Patriotism is no longer the last refuge of scoundrels, as Dr. Johnson observed. The last refuge now is an odd strain of racism.
The election of the first black president was supposed to end all that. Barack Obama campaigned on bringing about a “post-racial” society. Mr. Obama’s attorney general, Eric Holder Jr., demonstrates how this is an administration that just can’t get beyond race, even when nearly everyone else is trying to.
Speaking at Al Sharpton’s National Action Network on Wednesday, Mr. Holder complained about his treatment in a congressional hearing at the hands of Rep. Louie Gohmert. Mr. Gohmert, Texas Republican, had chided the Justice Department for its failure to turn over documents to congressional investigators, observing that the attorney general acted like it was “not a big deal” to be held in contempt of Congress.
That irritated Mr. Holder no end. The Obama administration had made “significant strides and lasting reforms” over the past five years, Mr. Holder replied, “even in the face … of unprecedented, unwarranted, ugly adversity.”
” … What attorney general has ever had to deal with that kind of treatment?” He went on: “What president has ever had to deal with that kind of treatment?” The implication was that all criticism of the administration is racist.
Earlier presidents and their attorneys general could tell Mr. Holder a lot about “unprecedented and unwarranted adversity.” Critics on the left were so outraged by George W. Bush that the term “Bush Derangement Syndrome” was coined to describe their hysteria. Democrats gave “that kind of treatment” to Bush administration Attorney General Alberto Gonzales. Sen. Harry Reid demanded Mr. Gonzales’ resignation when he fired eight U.S. attorneys in 2006. Many of those same Democrats had stood by silently in 1993 while President Clinton’s attorney general, Janet Reno, fired 93 U.S. attorneys at one fell swoop. Mr. Bush didn’t accuse Mr. Reid of racism because his attorney general was a Hispanic. Several towns in liberal Vermont threatened to arrest Mr. Bush and Dick Cheney for “crimes against our Constitution.”

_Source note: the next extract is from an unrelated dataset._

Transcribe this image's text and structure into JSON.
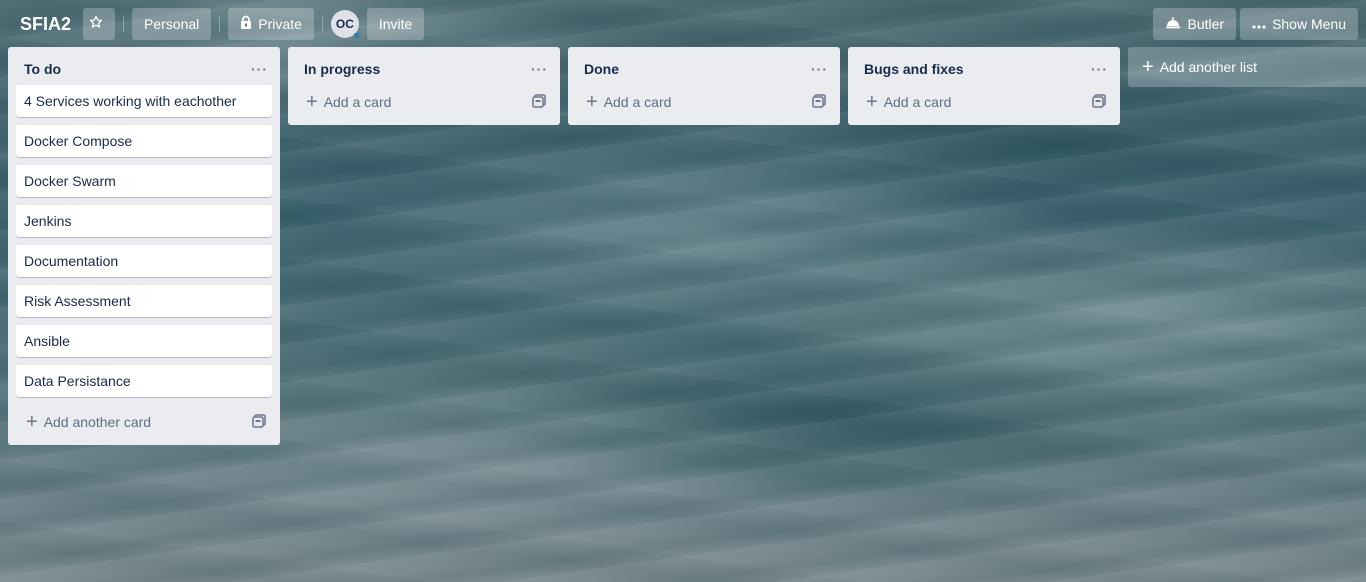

On what should have been a festive occasion Tuesday, baseball great Hank Aaron sullied the 40th anniversary of his breaking of Babe Ruth’s career home-run record with racial politics. Now 80, the Atlanta Braves slugger conceded that race relations had improved since the days when a few baseball bigots didn’t want to see a black man eclipse the Babe — but in Mr. Aaron’s view, the times hadn’t improved much. Mr. Aaron likened Republican opponents of the president to Klansmen, except “back then they had hoods. Now they have neckties and starched shirts.”
“Sure this country has a black president,” Mr. Aaron told USA Today, “but … President Obama is left with his foot stuck in the mud from all the Republicans with the way he’s treated.” Mr. Aaron should read a little history. All presidents get roughed up from time to time. It’s as American as a grand slam home run.
Hammerin’ Hank’s homers were legitimate and free of steroids. His record-breaking achievement is respected by all, even if it’s politically incorrect (racist?) to point out that he had 3,965 more at-bats than the Babe. Hank Aaron’s respect was earned, and that’s a lesson lost on the president and his attorney general.